Shall we interpret this verse in the context of the gospel message as presented throughout Scripture—or shall we use it to refute that message?

Remember when I said we cannot understand prayer without combining all passages? Suppose we quoted Matthew 7:7 and claimed that God will give us anything we ask for, no matter how selfish, foolish, or ungodly our request is. That would be similar to using 1 Corinthians 15:22 to claim all people will be saved.  

4. 1 Timothy 4:10  

Most of the explanations for 1 Corinthians 15:22 also apply for this passage, but let's look at a few of the specifics in this verse. This passage is telling us that Christ is the potential Savior of all men and the actual Savior of those who believe. He is the only path to salvation, none other exists. Combining the two verses below gives the same message, although worded more clearly: 

"Jesus answered, 'I am the way and the truth and the life. No one comes to the Father except through me.'" John 14:6
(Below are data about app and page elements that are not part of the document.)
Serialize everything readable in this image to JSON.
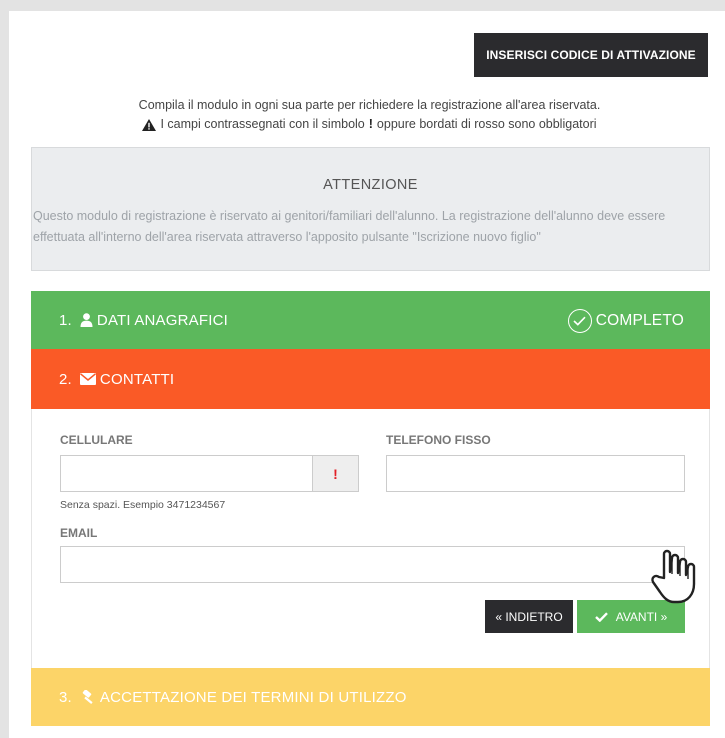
{
  "header": {
    "activation_button": "INSERISCI CODICE DI ATTIVAZIONE"
  },
  "intro": {
    "line1": "Compila il modulo in ogni sua parte per richiedere la registrazione all'area riservata.",
    "line2_before": "I campi contrassegnati con il simbolo",
    "line2_symbol": "!",
    "line2_after": "oppure bordati di rosso sono obbligatori"
  },
  "notice": {
    "title": "ATTENZIONE",
    "body": "Questo modulo di registrazione è riservato ai genitori/familiari dell'alunno. La registrazione dell'alunno deve essere effettuata all'interno dell'area riservata attraverso l'apposito pulsante \"Iscrizione nuovo figlio\""
  },
  "steps": [
    {
      "number": "1.",
      "label": "DATI ANAGRAFICI",
      "icon": "user-icon",
      "status": "COMPLETO"
    },
    {
      "number": "2.",
      "label": "CONTATTI",
      "icon": "envelope-icon"
    },
    {
      "number": "3.",
      "label": "ACCETTAZIONE DEI TERMINI DI UTILIZZO",
      "icon": "gavel-icon"
    }
  ],
  "form": {
    "mobile_label": "CELLULARE",
    "mobile_value": "",
    "mobile_required_symbol": "!",
    "mobile_help": "Senza spazi. Esempio 3471234567",
    "phone_label": "TELEFONO FISSO",
    "phone_value": "",
    "email_label": "EMAIL",
    "email_value": ""
  },
  "buttons": {
    "back": "« INDIETRO",
    "next": "AVANTI »"
  },
  "colors": {
    "step_complete": "#5cb85c",
    "step_active": "#fa5a26",
    "step_pending": "#fcd468",
    "dark_button": "#2b2b2e",
    "required": "#e21f26"
  }
}
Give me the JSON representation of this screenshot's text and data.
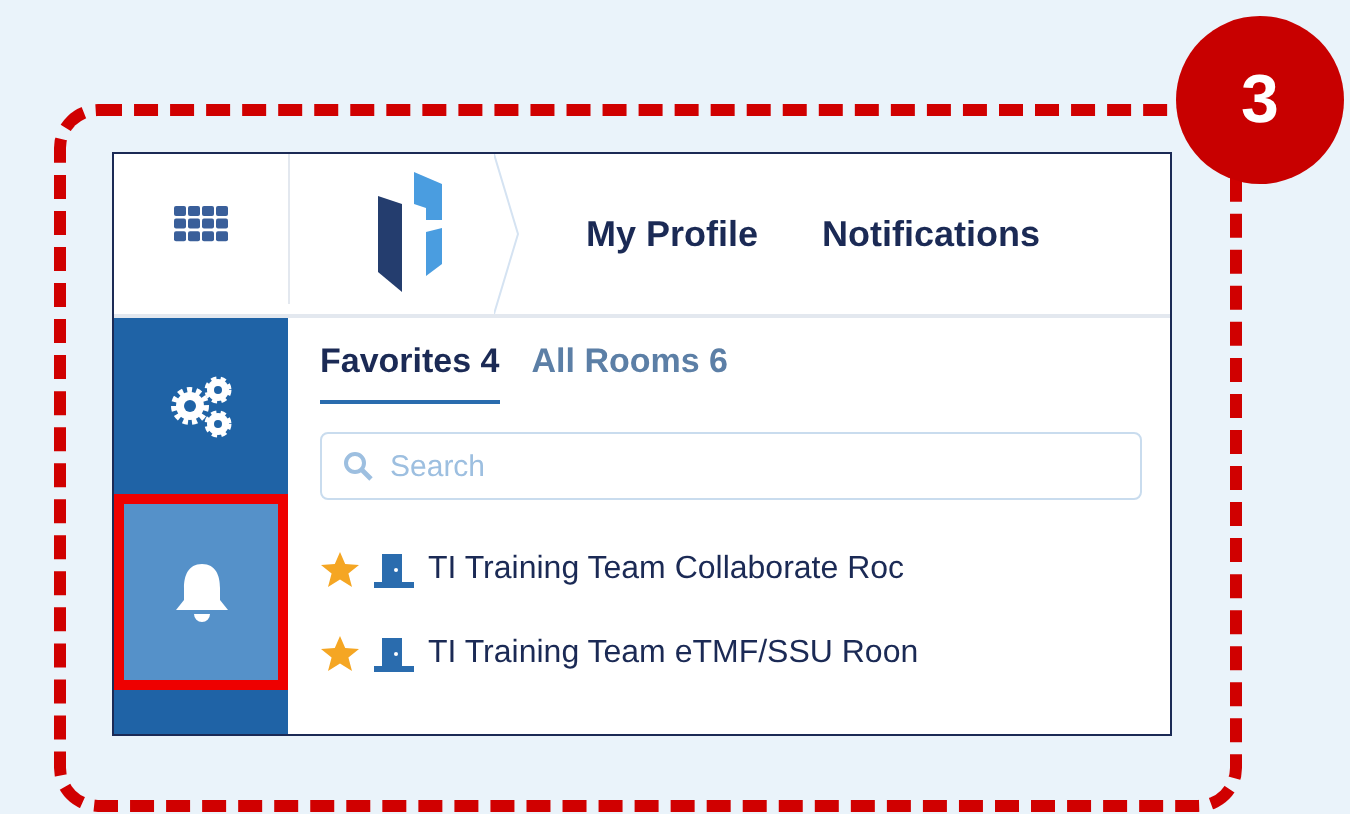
{
  "step_badge": "3",
  "header": {
    "nav": [
      {
        "label": "My Profile"
      },
      {
        "label": "Notifications"
      }
    ]
  },
  "sidebar": {
    "items": [
      {
        "kind": "gears",
        "selected": false,
        "highlighted": false
      },
      {
        "kind": "bell",
        "selected": true,
        "highlighted": true
      }
    ]
  },
  "tabs": [
    {
      "label": "Favorites 4",
      "selected": true
    },
    {
      "label": "All Rooms 6",
      "selected": false
    }
  ],
  "search": {
    "placeholder": "Search"
  },
  "rooms": [
    {
      "name": "TI Training Team Collaborate Roc"
    },
    {
      "name": "TI Training Team eTMF/SSU Roon"
    }
  ]
}
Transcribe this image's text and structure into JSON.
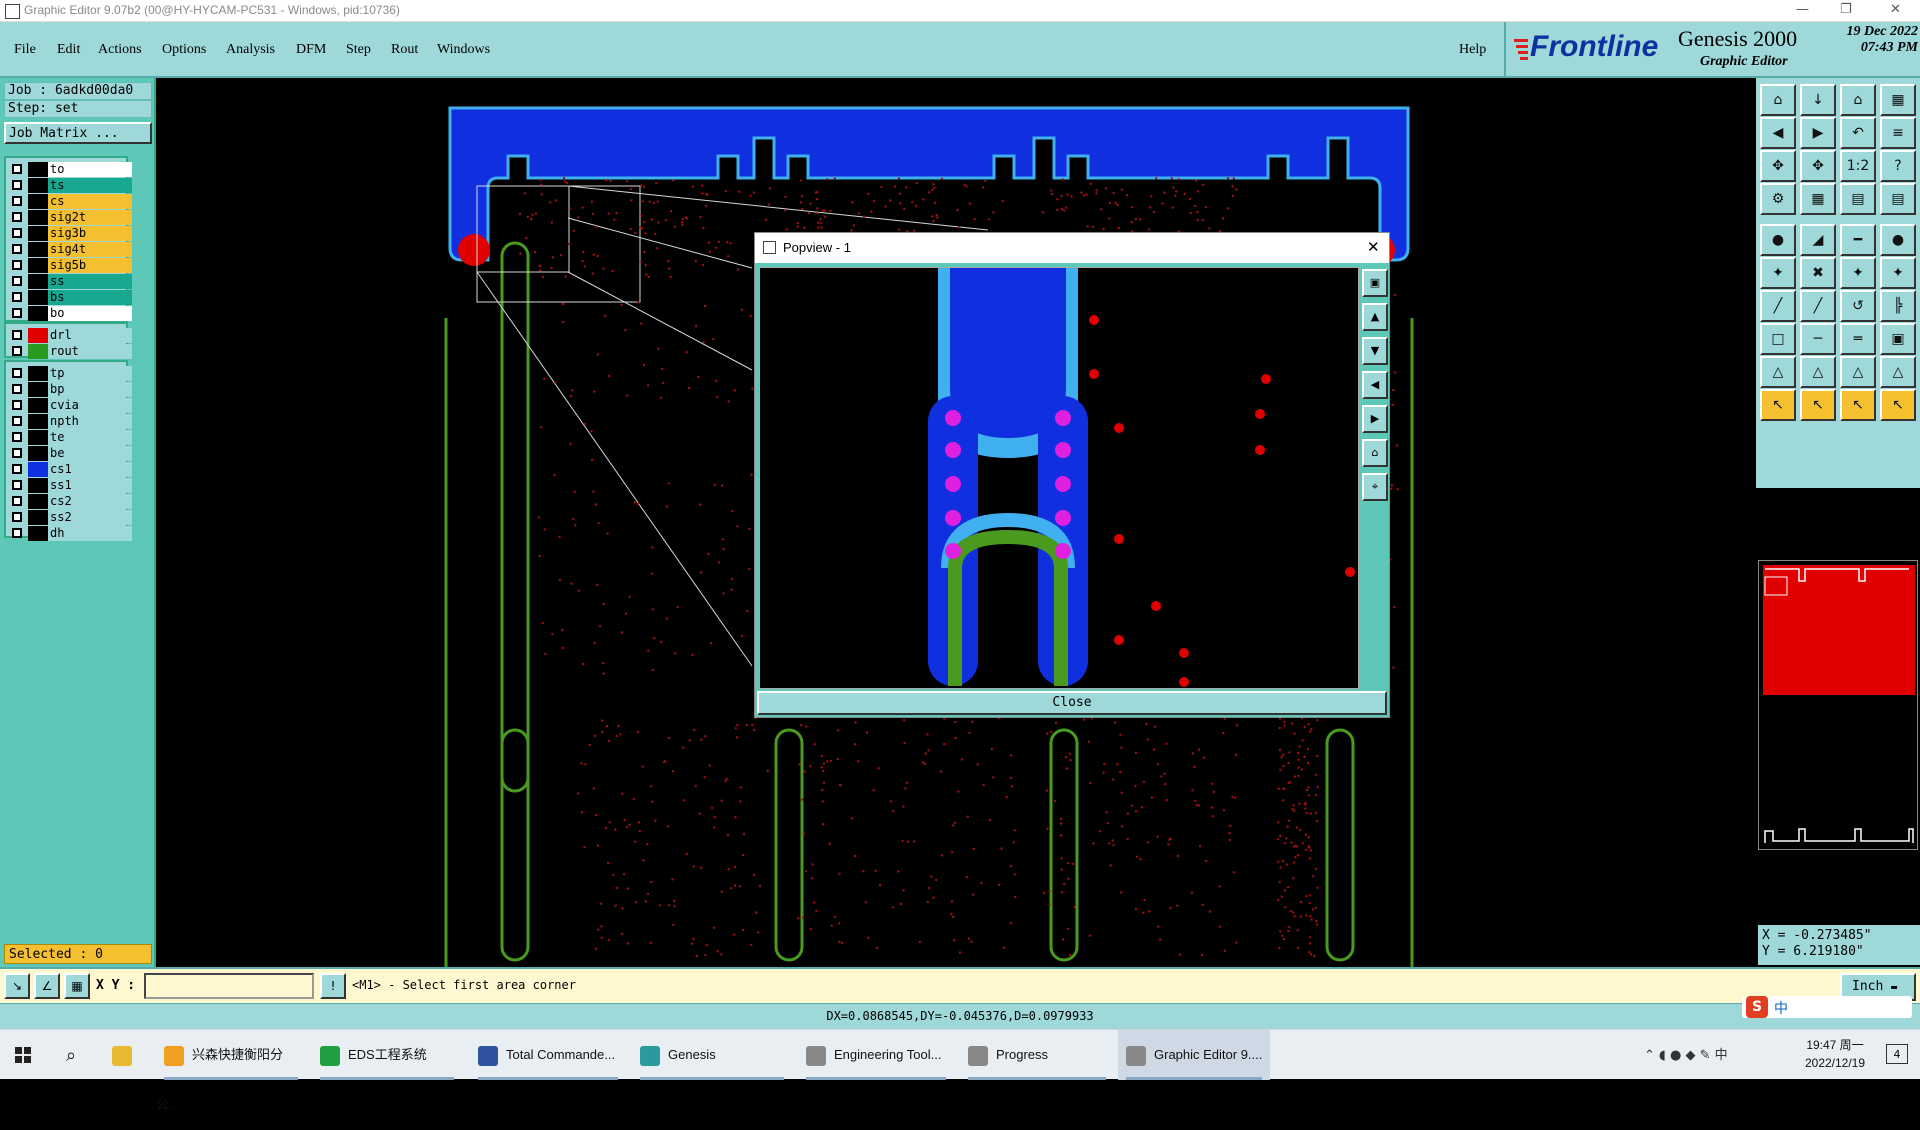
{
  "window": {
    "title": "Graphic Editor 9.07b2 (00@HY-HYCAM-PC531 - Windows, pid:10736)",
    "min": "—",
    "max": "❐",
    "close": "✕"
  },
  "menu": {
    "items": [
      "File",
      "Edit",
      "Actions",
      "Options",
      "Analysis",
      "DFM",
      "Step",
      "Rout",
      "Windows"
    ],
    "help": "Help"
  },
  "brand": {
    "logo": "Frontline",
    "product": "Genesis 2000",
    "subtitle": "Graphic Editor",
    "date": "19 Dec 2022",
    "time": "07:43 PM"
  },
  "job": {
    "job_line": "Job : 6adkd00da0",
    "step_line": "Step: set",
    "matrix_button": "Job Matrix ..."
  },
  "layers_group1": [
    {
      "name": "to",
      "color": "#ffffff",
      "swatch": "#000000"
    },
    {
      "name": "ts",
      "color": "#18a890",
      "swatch": "#000000"
    },
    {
      "name": "cs",
      "color": "#f5c030",
      "swatch": "#000000"
    },
    {
      "name": "sig2t",
      "color": "#f5c030",
      "swatch": "#000000"
    },
    {
      "name": "sig3b",
      "color": "#f5c030",
      "swatch": "#000000"
    },
    {
      "name": "sig4t",
      "color": "#f5c030",
      "swatch": "#000000"
    },
    {
      "name": "sig5b",
      "color": "#f5c030",
      "swatch": "#000000"
    },
    {
      "name": "ss",
      "color": "#18a890",
      "swatch": "#000000"
    },
    {
      "name": "bs",
      "color": "#18a890",
      "swatch": "#000000"
    },
    {
      "name": "bo",
      "color": "#ffffff",
      "swatch": "#000000"
    }
  ],
  "layers_group2": [
    {
      "name": "drl",
      "color": "#9ed8d8",
      "swatch": "#e00000"
    },
    {
      "name": "rout",
      "color": "#9ed8d8",
      "swatch": "#2a9a20"
    }
  ],
  "layers_group3": [
    {
      "name": "tp",
      "color": "#9ed8d8",
      "swatch": "#000000"
    },
    {
      "name": "bp",
      "color": "#9ed8d8",
      "swatch": "#000000"
    },
    {
      "name": "cvia",
      "color": "#9ed8d8",
      "swatch": "#000000"
    },
    {
      "name": "npth",
      "color": "#9ed8d8",
      "swatch": "#000000"
    },
    {
      "name": "te",
      "color": "#9ed8d8",
      "swatch": "#000000"
    },
    {
      "name": "be",
      "color": "#9ed8d8",
      "swatch": "#000000"
    },
    {
      "name": "cs1",
      "color": "#9ed8d8",
      "swatch": "#1030e0"
    },
    {
      "name": "ss1",
      "color": "#9ed8d8",
      "swatch": "#000000"
    },
    {
      "name": "cs2",
      "color": "#9ed8d8",
      "swatch": "#000000"
    },
    {
      "name": "ss2",
      "color": "#9ed8d8",
      "swatch": "#000000"
    },
    {
      "name": "dh",
      "color": "#9ed8d8",
      "swatch": "#000000"
    }
  ],
  "status": {
    "selected": "Selected : 0",
    "xy_label": "X Y :",
    "xy_value": "",
    "prompt": "<M1> - Select first area corner",
    "unit": "Inch",
    "dx_line": "DX=0.0868545,DY=-0.045376,D=0.0979933"
  },
  "coords": {
    "x": "X = -0.273485\"",
    "y": "Y = 6.219180\""
  },
  "popview": {
    "title": "Popview - 1",
    "close_label": "Close"
  },
  "taskbar": {
    "items": [
      {
        "label": "兴森快捷衡阳分公...",
        "color": "#f0a020"
      },
      {
        "label": "EDS工程系统",
        "color": "#1f9f3f"
      },
      {
        "label": "Total Commande...",
        "color": "#3050a0"
      },
      {
        "label": "Genesis",
        "color": "#2a9aa0"
      },
      {
        "label": "Engineering Tool...",
        "color": "#888888"
      },
      {
        "label": "Progress",
        "color": "#888888"
      },
      {
        "label": "Graphic Editor 9....",
        "color": "#888888"
      }
    ],
    "clock_time": "19:47 周一",
    "clock_date": "2022/12/19",
    "ime": "中",
    "notif_count": "4"
  },
  "colors": {
    "panel": "#9ed8d8",
    "panel_dark": "#5ec8b8",
    "copper_blue": "#1030e0",
    "light_blue": "#40b0f0",
    "rout_green": "#4a9a20",
    "drill_red": "#e00000",
    "pad_magenta": "#e020e0"
  }
}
"Whoever believes in the Son has eternal life, but whoever rejects the Son will not see life, for God's wrath remains on them."  John 3:36   
For a more thorough look at this passage see CARM 1 Timothy 4:10 and Universalism.


We cannot read and study Scripture and come to the conclusion that God will reward the unrepentant who reject Him. This message defies the core elements of the gospel.


Bible Love Notes

1 comment:

  1. We were created to Worship God. Prayer is our avenue to Worship HIM. If we model our prayer after the Lords prayer we begin praying recogizing God for who He is, giving Him the Glory due His Name. We seek forgivness for our sins before we seek His blessings. Give thanks for the rich blessing and prosperty He has allowed us to enjoy in this rich and blessed nation. Then is the time to seek those blessing that are in alignment with His will for us and those we love. Accepting His will as ours.